Here we outline the main findings from two recent FTD center publications. Learn more about our research in easy to digest terms!
Apathy in behavioral variant Frontotemporal Degeneration (bvFTD)
Adapted from “Apathy in Frontotemporal Degeneration: Neuroanatomical Evidence of Impaired Goal-directed Behavior”, Massimo et al., 2015
What we did know: Apathy is characterized by a general indifference or unresponsiveness. Importantly, it is a common feature of behavioral variant Frontotemporal Degeneration (bvFTD), with patients showing a diminished ability to develop or carry out goals (also known as goal directed behavior).
What we didn’t know: Previously, apathy was considered a single behavioral symptom. However, its occurrence in bvFTD can differ across patients and is not localized to one brain region. Instead, studies have shown that multiple brain regions can relate to apathetic symptoms, indicating that apathy might be a multi-component behavior. Specifically, the abilities to initiate, plan and become motivated are thought to underlie goal directed behavior. If any one of these systems becomes compromised in bvFTD, Massimo and colleagues hypothesized that patients would show a decreased ability to develop and carry out goals, leading to increased apathy.
What this study shows: Massimo and colleagues tested the hypothesis that apathy in bvFTD is due to an impairment to one or more aspects of goal directed behavior: initiation, planning and/or motivation. They found that each behavior related to a partially distinct neuroanatomical region: poor initiation related to degeneration of the anterior cingulate, poor planning related to atrophy of the dorsolateral prefrontal cortex, and poor motivation related to atrophy of the orbitofrontal cortex. The connecting white matter associated with these systems were also affected. These results show that apathy may be better understood as a behavior with multiple components that contribute to its occurrence in bvFTD.
What we can do in the future because of this study: This line of research can change the way that apathy is diagnosed and treated. A next step might be to more closely examine the differences between initiation, planning or motivation by outlining the different patterns of cognitive decline or disease spread. Delineating the different brain regions that underlie apathetic behavior might help us better anticipate the disease course experienced by an individual.
Why should you care? Apathy is the most frequent symptom found in patients with bvFTD, with an estimated 86% of patients showing apathetic behaviors. A more detailed understanding of apathetic behavior in bvFTD can lead to more individualized care and a more effective treatment plan for a patient.
Learn more: While this study disentangles the multiple components of apathy, the researchers also found overlap between behaviors and regions of disease. To learn more, please visit: http://www.ncbi.nlm.nih.gov/pubmed/26617508

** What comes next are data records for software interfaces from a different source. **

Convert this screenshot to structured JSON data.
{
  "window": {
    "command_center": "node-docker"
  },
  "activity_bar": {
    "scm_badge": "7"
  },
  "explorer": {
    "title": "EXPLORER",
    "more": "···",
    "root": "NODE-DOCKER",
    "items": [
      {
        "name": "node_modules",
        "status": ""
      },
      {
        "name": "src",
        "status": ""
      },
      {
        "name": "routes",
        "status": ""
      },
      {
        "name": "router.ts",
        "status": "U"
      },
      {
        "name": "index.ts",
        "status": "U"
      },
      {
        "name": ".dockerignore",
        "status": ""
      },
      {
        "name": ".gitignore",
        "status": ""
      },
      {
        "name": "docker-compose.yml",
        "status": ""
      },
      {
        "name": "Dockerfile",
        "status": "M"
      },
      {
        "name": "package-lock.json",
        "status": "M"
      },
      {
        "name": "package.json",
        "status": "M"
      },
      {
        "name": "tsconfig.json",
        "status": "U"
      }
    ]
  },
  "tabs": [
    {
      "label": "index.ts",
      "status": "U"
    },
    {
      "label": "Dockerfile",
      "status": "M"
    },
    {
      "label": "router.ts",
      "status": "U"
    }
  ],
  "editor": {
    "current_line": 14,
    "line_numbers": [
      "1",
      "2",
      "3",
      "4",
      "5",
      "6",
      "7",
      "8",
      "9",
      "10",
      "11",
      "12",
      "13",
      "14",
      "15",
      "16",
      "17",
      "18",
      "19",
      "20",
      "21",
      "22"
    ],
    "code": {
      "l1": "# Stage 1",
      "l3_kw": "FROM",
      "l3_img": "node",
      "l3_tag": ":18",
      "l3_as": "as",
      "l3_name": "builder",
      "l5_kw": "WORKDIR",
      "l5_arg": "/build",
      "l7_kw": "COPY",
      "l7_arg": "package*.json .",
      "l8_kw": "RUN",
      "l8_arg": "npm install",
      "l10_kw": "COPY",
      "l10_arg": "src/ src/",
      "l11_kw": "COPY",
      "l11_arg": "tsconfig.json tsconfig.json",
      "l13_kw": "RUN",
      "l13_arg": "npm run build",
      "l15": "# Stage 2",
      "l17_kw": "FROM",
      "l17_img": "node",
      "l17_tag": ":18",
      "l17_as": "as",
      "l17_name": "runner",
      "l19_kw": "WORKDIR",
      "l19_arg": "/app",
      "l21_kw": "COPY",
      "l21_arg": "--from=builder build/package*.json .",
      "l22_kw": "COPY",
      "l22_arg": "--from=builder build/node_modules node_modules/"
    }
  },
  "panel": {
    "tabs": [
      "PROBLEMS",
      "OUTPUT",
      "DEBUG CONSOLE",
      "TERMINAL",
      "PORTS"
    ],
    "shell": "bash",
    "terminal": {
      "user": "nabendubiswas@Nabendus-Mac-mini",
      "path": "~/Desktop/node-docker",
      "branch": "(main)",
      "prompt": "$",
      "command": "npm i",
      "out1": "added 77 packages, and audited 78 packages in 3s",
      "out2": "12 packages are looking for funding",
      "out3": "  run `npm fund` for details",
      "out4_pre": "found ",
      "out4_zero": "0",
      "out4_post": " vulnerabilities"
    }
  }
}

A chemical mechanism that protects against disease spread in FTD: the role of hypermethylation
Adapted from “C9orf72 promoter hypermethylation is neuroprotective: Neuroimaging and neuropathologic evidence”, McMillan et al., 2015
What we did know: Genetic mutations can put an individual at risk for developing neurodegenerative disease. For example, mutations in the gene C9orf72 are associated with amyotrophic lateral sclerosis (ALS) and frontotemporal degeneration (FTD). Specifically, C9orf72 mutations lead to build-up of a protein called TDP-43, which can then cause brain cell death.
What we didn’t know: Studies examining the brain tissue of patients suggest an important role of hypermethylation in FTD. Hypermethylation is the addition of chemical compounds, known as methyl groups, to a gene. New evidence suggests that hypermethylation may protect against disease spread by blocking additional TDP-43 production from the C9orf72 gene. However, up to this point, there has been little longitudinal research demonstrating that C9orf72 hypermethylation is neuroprotective during a patient’s life and relates to their cognitive ability.
What this study shows: Researchers collected brain images and analyzed genetic data from blood samples from patients with C9orf72 mutations. Analyses revealed that patients with hypermethylation had less grey matter loss in the hippocampus, frontal cortex, and thalamus compared to patients without hypermethylation. Behavioral testing also revealed that patients with hypermethylation had better verbal memory recall. In a follow-up study, researchers examined brain cell loss at autopsy in patients who had C9orf72 mutations. Results again showed reduced brain cell loss in the presence of hypermethylation.
What we can do in the future because of this study: This study has exciting clinical implications. Drugs that can increase methylation levels or otherwise block the production of new TDP-43 protein may represent a new treatment to protect against neurodegeneration.
Why should you care: These cutting-edge findings may spur research into similar neuroprotective mechanisms and the role of hypermethylation in other neurodegenerative conditions.
Learn more: This paper also explores the interaction between hypermethylation status and rate of cognitive decline over time. To learn more, please visit: http://www.ncbi.nlm.nih.gov/pubmed/25795648